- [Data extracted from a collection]
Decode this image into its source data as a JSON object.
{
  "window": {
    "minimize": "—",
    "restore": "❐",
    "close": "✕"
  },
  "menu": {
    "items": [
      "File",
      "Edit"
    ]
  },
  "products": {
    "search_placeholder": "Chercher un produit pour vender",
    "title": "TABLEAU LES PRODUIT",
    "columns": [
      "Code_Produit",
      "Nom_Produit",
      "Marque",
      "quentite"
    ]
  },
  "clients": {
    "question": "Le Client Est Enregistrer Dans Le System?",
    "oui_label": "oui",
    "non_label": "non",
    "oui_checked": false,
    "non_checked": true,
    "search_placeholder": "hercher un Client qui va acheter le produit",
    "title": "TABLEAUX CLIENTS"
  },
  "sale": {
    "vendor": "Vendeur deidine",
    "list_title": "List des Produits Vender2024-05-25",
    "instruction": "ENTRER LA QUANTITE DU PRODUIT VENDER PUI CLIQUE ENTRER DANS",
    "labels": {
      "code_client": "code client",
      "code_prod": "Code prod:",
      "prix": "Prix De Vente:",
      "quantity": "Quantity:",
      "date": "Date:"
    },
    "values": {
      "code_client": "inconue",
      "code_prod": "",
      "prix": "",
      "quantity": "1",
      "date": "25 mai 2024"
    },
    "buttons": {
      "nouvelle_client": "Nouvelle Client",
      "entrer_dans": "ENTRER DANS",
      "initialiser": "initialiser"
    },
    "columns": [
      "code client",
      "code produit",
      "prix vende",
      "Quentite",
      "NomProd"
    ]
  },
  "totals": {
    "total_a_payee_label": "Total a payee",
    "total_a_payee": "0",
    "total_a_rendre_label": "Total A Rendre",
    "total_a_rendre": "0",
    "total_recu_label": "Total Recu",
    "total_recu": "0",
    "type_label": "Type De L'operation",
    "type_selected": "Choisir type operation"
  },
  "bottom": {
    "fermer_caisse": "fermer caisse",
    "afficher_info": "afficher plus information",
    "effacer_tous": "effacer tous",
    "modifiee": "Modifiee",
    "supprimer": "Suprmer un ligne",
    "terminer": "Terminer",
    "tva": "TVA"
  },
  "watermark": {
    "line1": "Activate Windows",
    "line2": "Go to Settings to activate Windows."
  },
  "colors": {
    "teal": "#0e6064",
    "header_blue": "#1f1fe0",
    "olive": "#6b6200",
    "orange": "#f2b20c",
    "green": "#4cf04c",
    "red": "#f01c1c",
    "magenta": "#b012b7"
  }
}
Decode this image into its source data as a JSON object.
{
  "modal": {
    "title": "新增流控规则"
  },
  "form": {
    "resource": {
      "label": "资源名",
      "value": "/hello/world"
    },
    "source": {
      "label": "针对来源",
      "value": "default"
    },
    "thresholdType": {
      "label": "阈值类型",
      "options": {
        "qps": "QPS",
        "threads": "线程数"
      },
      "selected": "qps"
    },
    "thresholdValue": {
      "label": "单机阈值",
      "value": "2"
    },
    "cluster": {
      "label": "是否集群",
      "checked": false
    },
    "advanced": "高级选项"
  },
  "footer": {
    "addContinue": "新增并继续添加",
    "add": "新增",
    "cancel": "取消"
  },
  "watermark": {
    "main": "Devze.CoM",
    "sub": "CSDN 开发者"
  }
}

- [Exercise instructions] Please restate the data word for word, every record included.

- [Reply to the exercise]
Decode this image into its source data as a JSON object.
{
  "window": {
    "minimize": "—",
    "restore": "❐",
    "close": "✕"
  },
  "menu": {
    "items": [
      "File",
      "Edit"
    ]
  },
  "products": {
    "search_placeholder": "Chercher un produit pour vender",
    "title": "TABLEAU LES PRODUIT",
    "columns": [
      "Code_Produit",
      "Nom_Produit",
      "Marque",
      "quentite"
    ]
  },
  "clients": {
    "question": "Le Client Est Enregistrer Dans Le System?",
    "oui_label": "oui",
    "non_label": "non",
    "oui_checked": false,
    "non_checked": true,
    "search_placeholder": "hercher un Client qui va acheter le produit",
    "title": "TABLEAUX CLIENTS"
  },
  "sale": {
    "vendor": "Vendeur deidine",
    "list_title": "List des Produits Vender2024-05-25",
    "instruction": "ENTRER LA QUANTITE DU PRODUIT VENDER PUI CLIQUE ENTRER DANS",
    "labels": {
      "code_client": "code client",
      "code_prod": "Code prod:",
      "prix": "Prix De Vente:",
      "quantity": "Quantity:",
      "date": "Date:"
    },
    "values": {
      "code_client": "inconue",
      "code_prod": "",
      "prix": "",
      "quantity": "1",
      "date": "25 mai 2024"
    },
    "buttons": {
      "nouvelle_client": "Nouvelle Client",
      "entrer_dans": "ENTRER DANS",
      "initialiser": "initialiser"
    },
    "columns": [
      "code client",
      "code produit",
      "prix vende",
      "Quentite",
      "NomProd"
    ]
  },
  "totals": {
    "total_a_payee_label": "Total a payee",
    "total_a_payee": "0",
    "total_a_rendre_label": "Total A Rendre",
    "total_a_rendre": "0",
    "total_recu_label": "Total Recu",
    "total_recu": "0",
    "type_label": "Type De L'operation",
    "type_selected": "Choisir type operation"
  },
  "bottom": {
    "fermer_caisse": "fermer caisse",
    "afficher_info": "afficher plus information",
    "effacer_tous": "effacer tous",
    "modifiee": "Modifiee",
    "supprimer": "Suprmer un ligne",
    "terminer": "Terminer",
    "tva": "TVA"
  },
  "watermark": {
    "line1": "Activate Windows",
    "line2": "Go to Settings to activate Windows."
  },
  "colors": {
    "teal": "#0e6064",
    "header_blue": "#1f1fe0",
    "olive": "#6b6200",
    "orange": "#f2b20c",
    "green": "#4cf04c",
    "red": "#f01c1c",
    "magenta": "#b012b7"
  }
}
Decode this image into its source data as a JSON object.
{
  "modal": {
    "title": "新增流控规则"
  },
  "form": {
    "resource": {
      "label": "资源名",
      "value": "/hello/world"
    },
    "source": {
      "label": "针对来源",
      "value": "default"
    },
    "thresholdType": {
      "label": "阈值类型",
      "options": {
        "qps": "QPS",
        "threads": "线程数"
      },
      "selected": "qps"
    },
    "thresholdValue": {
      "label": "单机阈值",
      "value": "2"
    },
    "cluster": {
      "label": "是否集群",
      "checked": false
    },
    "advanced": "高级选项"
  },
  "footer": {
    "addContinue": "新增并继续添加",
    "add": "新增",
    "cancel": "取消"
  },
  "watermark": {
    "main": "Devze.CoM",
    "sub": "CSDN 开发者"
  }
}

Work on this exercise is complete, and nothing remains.